Data excerpts:

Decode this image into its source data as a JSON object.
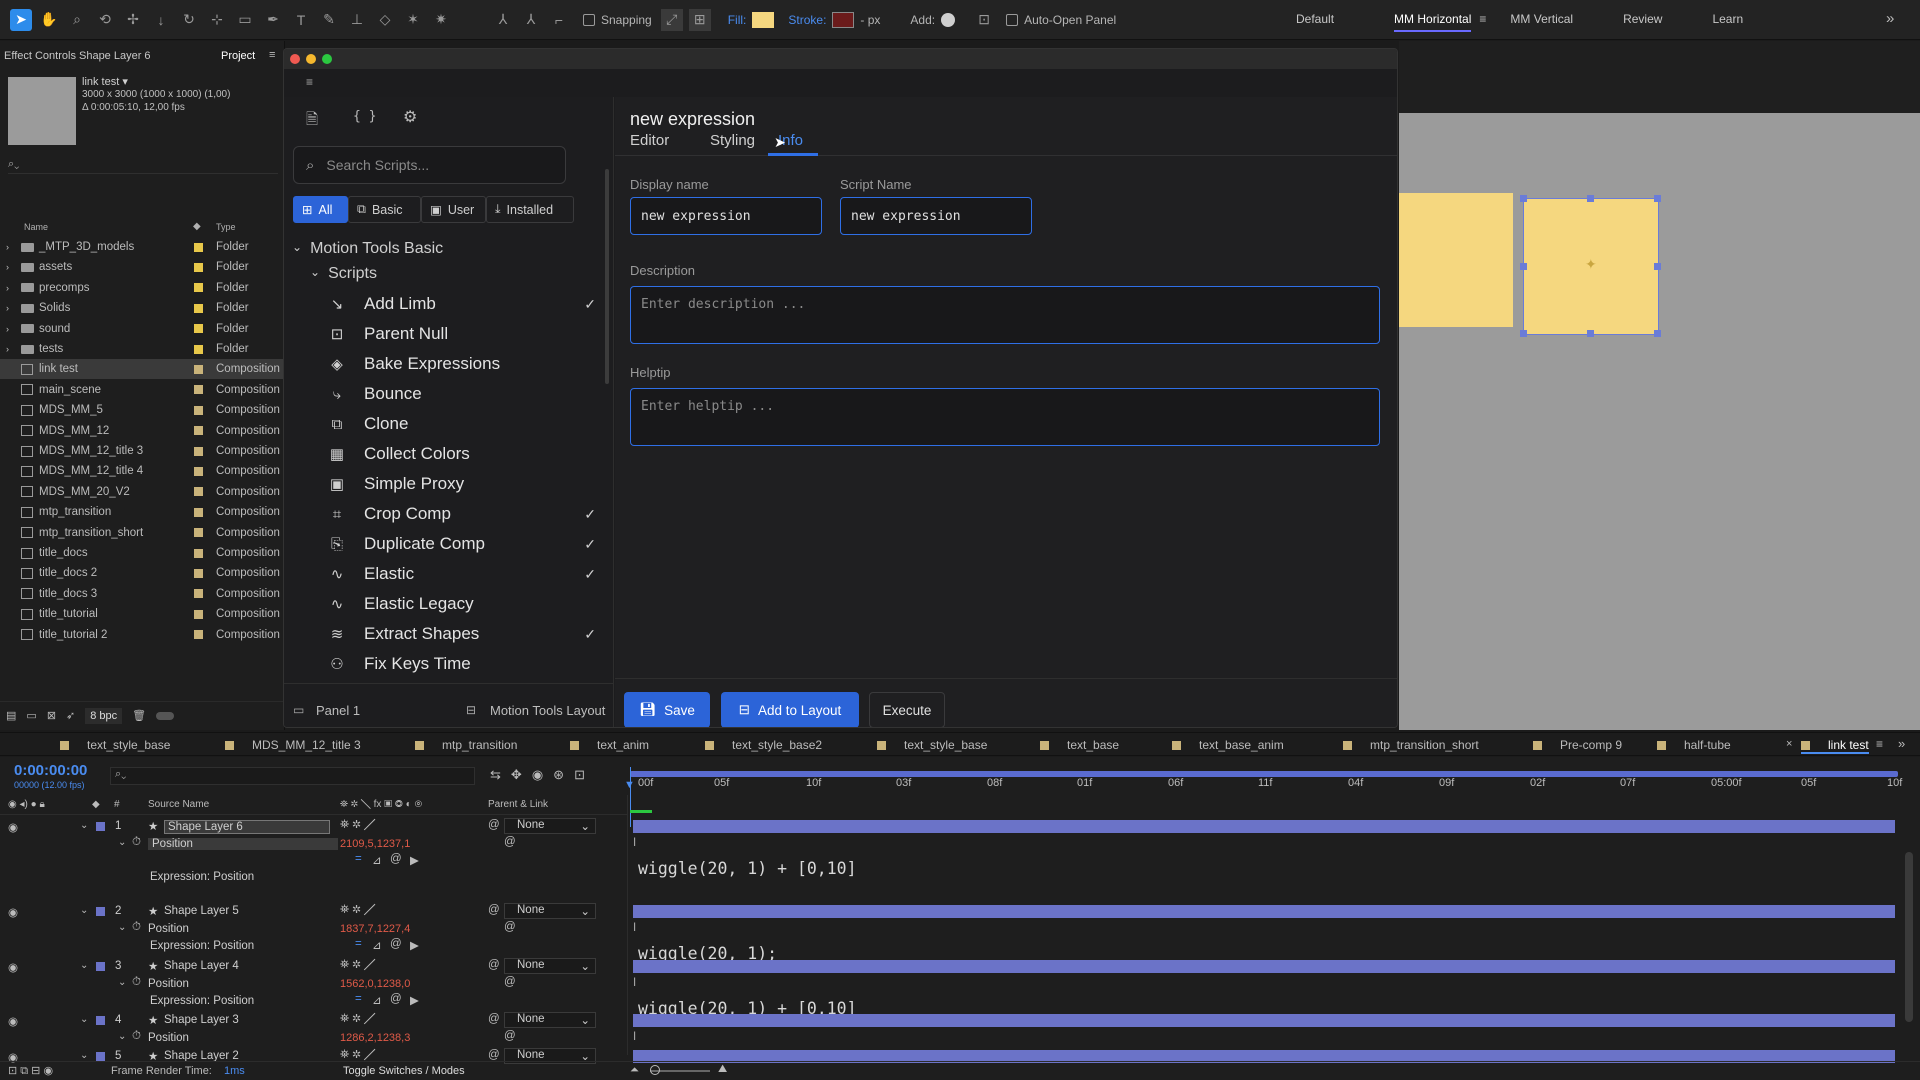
{
  "toolbar": {
    "snapping": "Snapping",
    "fill": "Fill:",
    "stroke": "Stroke:",
    "px": "- px",
    "add": "Add:",
    "auto_open": "Auto-Open Panel",
    "workspaces": [
      "Default",
      "MM Horizontal",
      "MM Vertical",
      "Review",
      "Learn"
    ],
    "active_workspace": "MM Horizontal"
  },
  "project_panel": {
    "effect_controls_tab": "Effect Controls Shape Layer 6",
    "project_tab": "Project",
    "comp_name": "link test",
    "comp_info_1": "3000 x 3000  (1000 x 1000) (1,00)",
    "comp_info_2": "Δ 0:00:05:10, 12,00 fps",
    "col_name": "Name",
    "col_type": "Type",
    "items": [
      {
        "name": "_MTP_3D_models",
        "type": "Folder",
        "kind": "folder",
        "color": "#e8c84a"
      },
      {
        "name": "assets",
        "type": "Folder",
        "kind": "folder",
        "color": "#e8c84a"
      },
      {
        "name": "precomps",
        "type": "Folder",
        "kind": "folder",
        "color": "#e8c84a"
      },
      {
        "name": "Solids",
        "type": "Folder",
        "kind": "folder",
        "color": "#e8c84a"
      },
      {
        "name": "sound",
        "type": "Folder",
        "kind": "folder",
        "color": "#e8c84a"
      },
      {
        "name": "tests",
        "type": "Folder",
        "kind": "folder",
        "color": "#e8c84a"
      },
      {
        "name": "link test",
        "type": "Composition",
        "kind": "comp",
        "color": "#c9b37a",
        "selected": true
      },
      {
        "name": "main_scene",
        "type": "Composition",
        "kind": "comp",
        "color": "#c9b37a"
      },
      {
        "name": "MDS_MM_5",
        "type": "Composition",
        "kind": "comp",
        "color": "#c9b37a"
      },
      {
        "name": "MDS_MM_12",
        "type": "Composition",
        "kind": "comp",
        "color": "#c9b37a"
      },
      {
        "name": "MDS_MM_12_title 3",
        "type": "Composition",
        "kind": "comp",
        "color": "#c9b37a"
      },
      {
        "name": "MDS_MM_12_title 4",
        "type": "Composition",
        "kind": "comp",
        "color": "#c9b37a"
      },
      {
        "name": "MDS_MM_20_V2",
        "type": "Composition",
        "kind": "comp",
        "color": "#c9b37a"
      },
      {
        "name": "mtp_transition",
        "type": "Composition",
        "kind": "comp",
        "color": "#c9b37a"
      },
      {
        "name": "mtp_transition_short",
        "type": "Composition",
        "kind": "comp",
        "color": "#c9b37a"
      },
      {
        "name": "title_docs",
        "type": "Composition",
        "kind": "comp",
        "color": "#c9b37a"
      },
      {
        "name": "title_docs 2",
        "type": "Composition",
        "kind": "comp",
        "color": "#c9b37a"
      },
      {
        "name": "title_docs 3",
        "type": "Composition",
        "kind": "comp",
        "color": "#c9b37a"
      },
      {
        "name": "title_tutorial",
        "type": "Composition",
        "kind": "comp",
        "color": "#c9b37a"
      },
      {
        "name": "title_tutorial 2",
        "type": "Composition",
        "kind": "comp",
        "color": "#c9b37a"
      }
    ],
    "bpc": "8 bpc"
  },
  "modal": {
    "search_placeholder": "Search Scripts...",
    "filters": [
      "All",
      "Basic",
      "User",
      "Installed"
    ],
    "group_title": "Motion Tools Basic",
    "subgroup_title": "Scripts",
    "scripts": [
      {
        "label": "Add Limb",
        "icon": "add-limb-icon",
        "glyph": "↘",
        "checked": true
      },
      {
        "label": "Parent Null",
        "icon": "parent-null-icon",
        "glyph": "⊡",
        "checked": false
      },
      {
        "label": "Bake Expressions",
        "icon": "bake-expressions-icon",
        "glyph": "◈",
        "checked": false
      },
      {
        "label": "Bounce",
        "icon": "bounce-icon",
        "glyph": "⤷",
        "checked": false
      },
      {
        "label": "Clone",
        "icon": "clone-icon",
        "glyph": "⧉",
        "checked": false
      },
      {
        "label": "Collect Colors",
        "icon": "collect-colors-icon",
        "glyph": "▦",
        "checked": false
      },
      {
        "label": "Simple Proxy",
        "icon": "simple-proxy-icon",
        "glyph": "▣",
        "checked": false
      },
      {
        "label": "Crop Comp",
        "icon": "crop-comp-icon",
        "glyph": "⌗",
        "checked": true
      },
      {
        "label": "Duplicate Comp",
        "icon": "duplicate-comp-icon",
        "glyph": "⎘",
        "checked": true
      },
      {
        "label": "Elastic",
        "icon": "elastic-icon",
        "glyph": "∿",
        "checked": true
      },
      {
        "label": "Elastic Legacy",
        "icon": "elastic-legacy-icon",
        "glyph": "∿",
        "checked": false
      },
      {
        "label": "Extract Shapes",
        "icon": "extract-shapes-icon",
        "glyph": "≋",
        "checked": true
      },
      {
        "label": "Fix Keys Time",
        "icon": "fix-keys-time-icon",
        "glyph": "⚇",
        "checked": false
      }
    ],
    "footer_panel": "Panel 1",
    "footer_layout": "Motion Tools Layout",
    "title": "new expression",
    "tabs": [
      "Editor",
      "Styling",
      "Info"
    ],
    "active_tab": "Info",
    "display_name_label": "Display name",
    "display_name_value": "new expression",
    "script_name_label": "Script Name",
    "script_name_value": "new expression",
    "description_label": "Description",
    "description_placeholder": "Enter description ...",
    "helptip_label": "Helptip",
    "helptip_placeholder": "Enter helptip ...",
    "save": "Save",
    "add_to_layout": "Add to Layout",
    "execute": "Execute"
  },
  "viewer": {
    "square_color": "#f5d77f",
    "bg_color": "#9b9b9b"
  },
  "timeline": {
    "tabs": [
      "text_style_base",
      "MDS_MM_12_title 3",
      "mtp_transition",
      "text_anim",
      "text_style_base2",
      "text_style_base",
      "text_base",
      "text_base_anim",
      "mtp_transition_short",
      "Pre-comp 9",
      "half-tube",
      "link test"
    ],
    "active_tab": "link test",
    "timecode": "0:00:00:00",
    "fps_info": "00000 (12.00 fps)",
    "col_source": "Source Name",
    "col_parent": "Parent & Link",
    "ruler": [
      "00f",
      "05f",
      "10f",
      "03f",
      "08f",
      "01f",
      "06f",
      "11f",
      "04f",
      "09f",
      "02f",
      "07f",
      "05:00f",
      "05f",
      "10f"
    ],
    "layers": [
      {
        "num": "1",
        "name": "Shape Layer 6",
        "prop": "Position",
        "value": "2109,5,1237,1",
        "parent": "None",
        "expr_label": "Expression: Position",
        "expr": "wiggle(20, 1) + [0,10]"
      },
      {
        "num": "2",
        "name": "Shape Layer 5",
        "prop": "Position",
        "value": "1837,7,1227,4",
        "parent": "None",
        "expr_label": "Expression: Position",
        "expr": "wiggle(20, 1);"
      },
      {
        "num": "3",
        "name": "Shape Layer 4",
        "prop": "Position",
        "value": "1562,0,1238,0",
        "parent": "None",
        "expr_label": "Expression: Position",
        "expr": "wiggle(20, 1) + [0,10]"
      },
      {
        "num": "4",
        "name": "Shape Layer 3",
        "prop": "Position",
        "value": "1286,2,1238,3",
        "parent": "None"
      },
      {
        "num": "5",
        "name": "Shape Layer 2",
        "parent": "None"
      }
    ],
    "render_time_label": "Frame Render Time:",
    "render_time_value": "1ms",
    "toggle_label": "Toggle Switches / Modes"
  }
}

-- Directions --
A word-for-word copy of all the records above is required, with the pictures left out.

-- Answer to the exercise --
Decode this image into its source data as a JSON object.
{
  "toolbar": {
    "snapping": "Snapping",
    "fill": "Fill:",
    "stroke": "Stroke:",
    "px": "- px",
    "add": "Add:",
    "auto_open": "Auto-Open Panel",
    "workspaces": [
      "Default",
      "MM Horizontal",
      "MM Vertical",
      "Review",
      "Learn"
    ],
    "active_workspace": "MM Horizontal"
  },
  "project_panel": {
    "effect_controls_tab": "Effect Controls Shape Layer 6",
    "project_tab": "Project",
    "comp_name": "link test",
    "comp_info_1": "3000 x 3000  (1000 x 1000) (1,00)",
    "comp_info_2": "Δ 0:00:05:10, 12,00 fps",
    "col_name": "Name",
    "col_type": "Type",
    "items": [
      {
        "name": "_MTP_3D_models",
        "type": "Folder",
        "kind": "folder",
        "color": "#e8c84a"
      },
      {
        "name": "assets",
        "type": "Folder",
        "kind": "folder",
        "color": "#e8c84a"
      },
      {
        "name": "precomps",
        "type": "Folder",
        "kind": "folder",
        "color": "#e8c84a"
      },
      {
        "name": "Solids",
        "type": "Folder",
        "kind": "folder",
        "color": "#e8c84a"
      },
      {
        "name": "sound",
        "type": "Folder",
        "kind": "folder",
        "color": "#e8c84a"
      },
      {
        "name": "tests",
        "type": "Folder",
        "kind": "folder",
        "color": "#e8c84a"
      },
      {
        "name": "link test",
        "type": "Composition",
        "kind": "comp",
        "color": "#c9b37a",
        "selected": true
      },
      {
        "name": "main_scene",
        "type": "Composition",
        "kind": "comp",
        "color": "#c9b37a"
      },
      {
        "name": "MDS_MM_5",
        "type": "Composition",
        "kind": "comp",
        "color": "#c9b37a"
      },
      {
        "name": "MDS_MM_12",
        "type": "Composition",
        "kind": "comp",
        "color": "#c9b37a"
      },
      {
        "name": "MDS_MM_12_title 3",
        "type": "Composition",
        "kind": "comp",
        "color": "#c9b37a"
      },
      {
        "name": "MDS_MM_12_title 4",
        "type": "Composition",
        "kind": "comp",
        "color": "#c9b37a"
      },
      {
        "name": "MDS_MM_20_V2",
        "type": "Composition",
        "kind": "comp",
        "color": "#c9b37a"
      },
      {
        "name": "mtp_transition",
        "type": "Composition",
        "kind": "comp",
        "color": "#c9b37a"
      },
      {
        "name": "mtp_transition_short",
        "type": "Composition",
        "kind": "comp",
        "color": "#c9b37a"
      },
      {
        "name": "title_docs",
        "type": "Composition",
        "kind": "comp",
        "color": "#c9b37a"
      },
      {
        "name": "title_docs 2",
        "type": "Composition",
        "kind": "comp",
        "color": "#c9b37a"
      },
      {
        "name": "title_docs 3",
        "type": "Composition",
        "kind": "comp",
        "color": "#c9b37a"
      },
      {
        "name": "title_tutorial",
        "type": "Composition",
        "kind": "comp",
        "color": "#c9b37a"
      },
      {
        "name": "title_tutorial 2",
        "type": "Composition",
        "kind": "comp",
        "color": "#c9b37a"
      }
    ],
    "bpc": "8 bpc"
  },
  "modal": {
    "search_placeholder": "Search Scripts...",
    "filters": [
      "All",
      "Basic",
      "User",
      "Installed"
    ],
    "group_title": "Motion Tools Basic",
    "subgroup_title": "Scripts",
    "scripts": [
      {
        "label": "Add Limb",
        "icon": "add-limb-icon",
        "glyph": "↘",
        "checked": true
      },
      {
        "label": "Parent Null",
        "icon": "parent-null-icon",
        "glyph": "⊡",
        "checked": false
      },
      {
        "label": "Bake Expressions",
        "icon": "bake-expressions-icon",
        "glyph": "◈",
        "checked": false
      },
      {
        "label": "Bounce",
        "icon": "bounce-icon",
        "glyph": "⤷",
        "checked": false
      },
      {
        "label": "Clone",
        "icon": "clone-icon",
        "glyph": "⧉",
        "checked": false
      },
      {
        "label": "Collect Colors",
        "icon": "collect-colors-icon",
        "glyph": "▦",
        "checked": false
      },
      {
        "label": "Simple Proxy",
        "icon": "simple-proxy-icon",
        "glyph": "▣",
        "checked": false
      },
      {
        "label": "Crop Comp",
        "icon": "crop-comp-icon",
        "glyph": "⌗",
        "checked": true
      },
      {
        "label": "Duplicate Comp",
        "icon": "duplicate-comp-icon",
        "glyph": "⎘",
        "checked": true
      },
      {
        "label": "Elastic",
        "icon": "elastic-icon",
        "glyph": "∿",
        "checked": true
      },
      {
        "label": "Elastic Legacy",
        "icon": "elastic-legacy-icon",
        "glyph": "∿",
        "checked": false
      },
      {
        "label": "Extract Shapes",
        "icon": "extract-shapes-icon",
        "glyph": "≋",
        "checked": true
      },
      {
        "label": "Fix Keys Time",
        "icon": "fix-keys-time-icon",
        "glyph": "⚇",
        "checked": false
      }
    ],
    "footer_panel": "Panel 1",
    "footer_layout": "Motion Tools Layout",
    "title": "new expression",
    "tabs": [
      "Editor",
      "Styling",
      "Info"
    ],
    "active_tab": "Info",
    "display_name_label": "Display name",
    "display_name_value": "new expression",
    "script_name_label": "Script Name",
    "script_name_value": "new expression",
    "description_label": "Description",
    "description_placeholder": "Enter description ...",
    "helptip_label": "Helptip",
    "helptip_placeholder": "Enter helptip ...",
    "save": "Save",
    "add_to_layout": "Add to Layout",
    "execute": "Execute"
  },
  "viewer": {
    "square_color": "#f5d77f",
    "bg_color": "#9b9b9b"
  },
  "timeline": {
    "tabs": [
      "text_style_base",
      "MDS_MM_12_title 3",
      "mtp_transition",
      "text_anim",
      "text_style_base2",
      "text_style_base",
      "text_base",
      "text_base_anim",
      "mtp_transition_short",
      "Pre-comp 9",
      "half-tube",
      "link test"
    ],
    "active_tab": "link test",
    "timecode": "0:00:00:00",
    "fps_info": "00000 (12.00 fps)",
    "col_source": "Source Name",
    "col_parent": "Parent & Link",
    "ruler": [
      "00f",
      "05f",
      "10f",
      "03f",
      "08f",
      "01f",
      "06f",
      "11f",
      "04f",
      "09f",
      "02f",
      "07f",
      "05:00f",
      "05f",
      "10f"
    ],
    "layers": [
      {
        "num": "1",
        "name": "Shape Layer 6",
        "prop": "Position",
        "value": "2109,5,1237,1",
        "parent": "None",
        "expr_label": "Expression: Position",
        "expr": "wiggle(20, 1) + [0,10]"
      },
      {
        "num": "2",
        "name": "Shape Layer 5",
        "prop": "Position",
        "value": "1837,7,1227,4",
        "parent": "None",
        "expr_label": "Expression: Position",
        "expr": "wiggle(20, 1);"
      },
      {
        "num": "3",
        "name": "Shape Layer 4",
        "prop": "Position",
        "value": "1562,0,1238,0",
        "parent": "None",
        "expr_label": "Expression: Position",
        "expr": "wiggle(20, 1) + [0,10]"
      },
      {
        "num": "4",
        "name": "Shape Layer 3",
        "prop": "Position",
        "value": "1286,2,1238,3",
        "parent": "None"
      },
      {
        "num": "5",
        "name": "Shape Layer 2",
        "parent": "None"
      }
    ],
    "render_time_label": "Frame Render Time:",
    "render_time_value": "1ms",
    "toggle_label": "Toggle Switches / Modes"
  }
}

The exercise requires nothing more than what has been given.